I wrote a blog post about my work:
As somewhat-early adopters of the EAC-CPF schema the museum is a few steps ahead of the leading software applications for archives. Our robust records, created via Excel macros and stored on shared network drives, are waiting for a good home where they can interact with other archival records and help link together collections housed in various divisions within the museum. That potential repository is currently being built in some form or another, and it’s not yet ready for move-in. A couple of these applications get us some of the way there, so it’s possible that we may have to get creative with customizations, foot the bill for the development of new features, or link two systems together in order to firmly establish a place for our stuff.
I, for one, welcome our new robot overlords.
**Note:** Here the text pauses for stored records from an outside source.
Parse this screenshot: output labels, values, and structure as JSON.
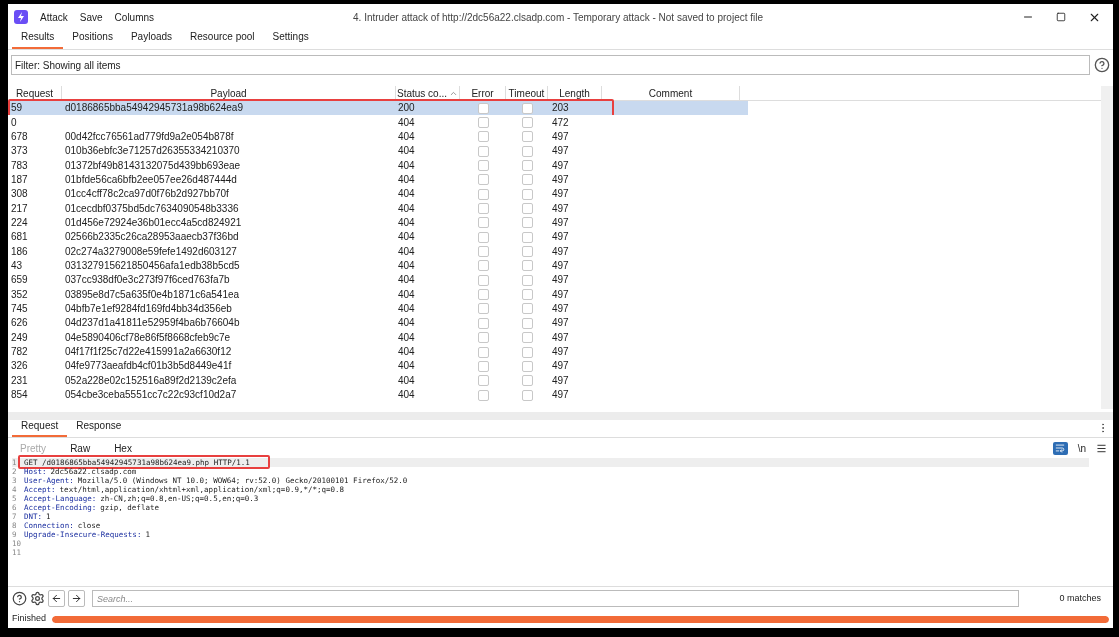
{
  "window": {
    "title": "4. Intruder attack of http://2dc56a22.clsadp.com - Temporary attack - Not saved to project file",
    "menu": [
      "Attack",
      "Save",
      "Columns"
    ]
  },
  "tabs": [
    {
      "label": "Results",
      "selected": true
    },
    {
      "label": "Positions",
      "selected": false
    },
    {
      "label": "Payloads",
      "selected": false
    },
    {
      "label": "Resource pool",
      "selected": false
    },
    {
      "label": "Settings",
      "selected": false
    }
  ],
  "filter": {
    "text": "Filter: Showing all items"
  },
  "table": {
    "columns": [
      "Request",
      "Payload",
      "Status co...",
      "Error",
      "Timeout",
      "Length",
      "Comment"
    ],
    "rows": [
      {
        "request": "59",
        "payload": "d0186865bba54942945731a98b624ea9",
        "status": "200",
        "error": false,
        "timeout": false,
        "length": "203",
        "selected": true,
        "highlighted": true
      },
      {
        "request": "0",
        "status": "404",
        "error": false,
        "timeout": false,
        "length": "472",
        "selected": false
      },
      {
        "request": "678",
        "payload": "00d42fcc76561ad779fd9a2e054b878f",
        "status": "404",
        "error": false,
        "timeout": false,
        "length": "497",
        "selected": false
      },
      {
        "request": "373",
        "payload": "010b36ebfc3e71257d26355334210370",
        "status": "404",
        "error": false,
        "timeout": false,
        "length": "497",
        "selected": false
      },
      {
        "request": "783",
        "payload": "01372bf49b8143132075d439bb693eae",
        "status": "404",
        "error": false,
        "timeout": false,
        "length": "497",
        "selected": false
      },
      {
        "request": "187",
        "payload": "01bfde56ca6bfb2ee057ee26d487444d",
        "status": "404",
        "error": false,
        "timeout": false,
        "length": "497",
        "selected": false
      },
      {
        "request": "308",
        "payload": "01cc4cff78c2ca97d0f76b2d927bb70f",
        "status": "404",
        "error": false,
        "timeout": false,
        "length": "497",
        "selected": false
      },
      {
        "request": "217",
        "payload": "01cecdbf0375bd5dc7634090548b3336",
        "status": "404",
        "error": false,
        "timeout": false,
        "length": "497",
        "selected": false
      },
      {
        "request": "224",
        "payload": "01d456e72924e36b01ecc4a5cd824921",
        "status": "404",
        "error": false,
        "timeout": false,
        "length": "497",
        "selected": false
      },
      {
        "request": "681",
        "payload": "02566b2335c26ca28953aaecb37f36bd",
        "status": "404",
        "error": false,
        "timeout": false,
        "length": "497",
        "selected": false
      },
      {
        "request": "186",
        "payload": "02c274a3279008e59fefe1492d603127",
        "status": "404",
        "error": false,
        "timeout": false,
        "length": "497",
        "selected": false
      },
      {
        "request": "43",
        "payload": "031327915621850456afa1edb38b5cd5",
        "status": "404",
        "error": false,
        "timeout": false,
        "length": "497",
        "selected": false
      },
      {
        "request": "659",
        "payload": "037cc938df0e3c273f97f6ced763fa7b",
        "status": "404",
        "error": false,
        "timeout": false,
        "length": "497",
        "selected": false
      },
      {
        "request": "352",
        "payload": "03895e8d7c5a635f0e4b1871c6a541ea",
        "status": "404",
        "error": false,
        "timeout": false,
        "length": "497",
        "selected": false
      },
      {
        "request": "745",
        "payload": "04bfb7e1ef9284fd169fd4bb34d356eb",
        "status": "404",
        "error": false,
        "timeout": false,
        "length": "497",
        "selected": false
      },
      {
        "request": "626",
        "payload": "04d237d1a41811e52959f4ba6b76604b",
        "status": "404",
        "error": false,
        "timeout": false,
        "length": "497",
        "selected": false
      },
      {
        "request": "249",
        "payload": "04e5890406cf78e86f5f8668cfeb9c7e",
        "status": "404",
        "error": false,
        "timeout": false,
        "length": "497",
        "selected": false
      },
      {
        "request": "782",
        "payload": "04f17f1f25c7d22e415991a2a6630f12",
        "status": "404",
        "error": false,
        "timeout": false,
        "length": "497",
        "selected": false
      },
      {
        "request": "326",
        "payload": "04fe9773aeafdb4cf01b3b5d8449e41f",
        "status": "404",
        "error": false,
        "timeout": false,
        "length": "497",
        "selected": false
      },
      {
        "request": "231",
        "payload": "052a228e02c152516a89f2d2139c2efa",
        "status": "404",
        "error": false,
        "timeout": false,
        "length": "497",
        "selected": false
      },
      {
        "request": "854",
        "payload": "054cbe3ceba5551cc7c22c93cf10d2a7",
        "status": "404",
        "error": false,
        "timeout": false,
        "length": "497",
        "selected": false
      }
    ]
  },
  "message_tabs": [
    {
      "label": "Request",
      "selected": true
    },
    {
      "label": "Response",
      "selected": false
    }
  ],
  "view_tabs": [
    {
      "label": "Pretty",
      "disabled": true
    },
    {
      "label": "Raw",
      "disabled": false
    },
    {
      "label": "Hex",
      "disabled": false
    }
  ],
  "toolbar": {
    "newline_toggle": "\\n"
  },
  "editor": {
    "lines": [
      {
        "number": "1",
        "kind": "request",
        "text": "GET /d0186865bba54942945731a98b624ea9.php HTTP/1.1",
        "highlighted": true
      },
      {
        "number": "2",
        "kind": "header",
        "name": "Host:",
        "value": "2dc56a22.clsadp.com"
      },
      {
        "number": "3",
        "kind": "header",
        "name": "User-Agent:",
        "value": "Mozilla/5.0 (Windows NT 10.0; WOW64; rv:52.0) Gecko/20100101 Firefox/52.0"
      },
      {
        "number": "4",
        "kind": "header",
        "name": "Accept:",
        "value": "text/html,application/xhtml+xml,application/xml;q=0.9,*/*;q=0.8"
      },
      {
        "number": "5",
        "kind": "header",
        "name": "Accept-Language:",
        "value": "zh-CN,zh;q=0.8,en-US;q=0.5,en;q=0.3"
      },
      {
        "number": "6",
        "kind": "header",
        "name": "Accept-Encoding:",
        "value": "gzip, deflate"
      },
      {
        "number": "7",
        "kind": "header",
        "name": "DNT:",
        "value": "1"
      },
      {
        "number": "8",
        "kind": "header",
        "name": "Connection:",
        "value": "close"
      },
      {
        "number": "9",
        "kind": "header",
        "name": "Upgrade-Insecure-Requests:",
        "value": "1"
      },
      {
        "number": "10",
        "kind": "blank"
      },
      {
        "number": "11",
        "kind": "blank"
      }
    ]
  },
  "search": {
    "placeholder": "Search...",
    "matches": "0 matches"
  },
  "status_bar": {
    "text": "Finished",
    "level": 1
  }
}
The ARChive of Contemporary Music website features many image galleries depicting items from the collection, including great album and book covers, 45-rpm adaptors, punk flyers and more. Since the launch of the site in May 2014, web traffic to the galleries has been relatively low, about a third of the number of users that hit the homepage. The ARC’s social media posts also have relatively low reach and low engagement (e.g., average interaction per tweet = 1).
As an ARC employee and the developer of the ARC website, I thought that by repurposing interesting, fun, and quirky digital content in the context of social media, perhaps we could better engage followers, attract new users, and drive new traffic to the site, potentially attracting new donors to the non-profit archive.
This was my idea when I was dreaming up a final project for LIS 664 – Programming for Cultural Heritage. By the end of the semester, I had written some Python scripts that, in conjunction with free web services, allowed me to put this idea to the test. Continue reading Tumblr Image Bot: A friendly social media robot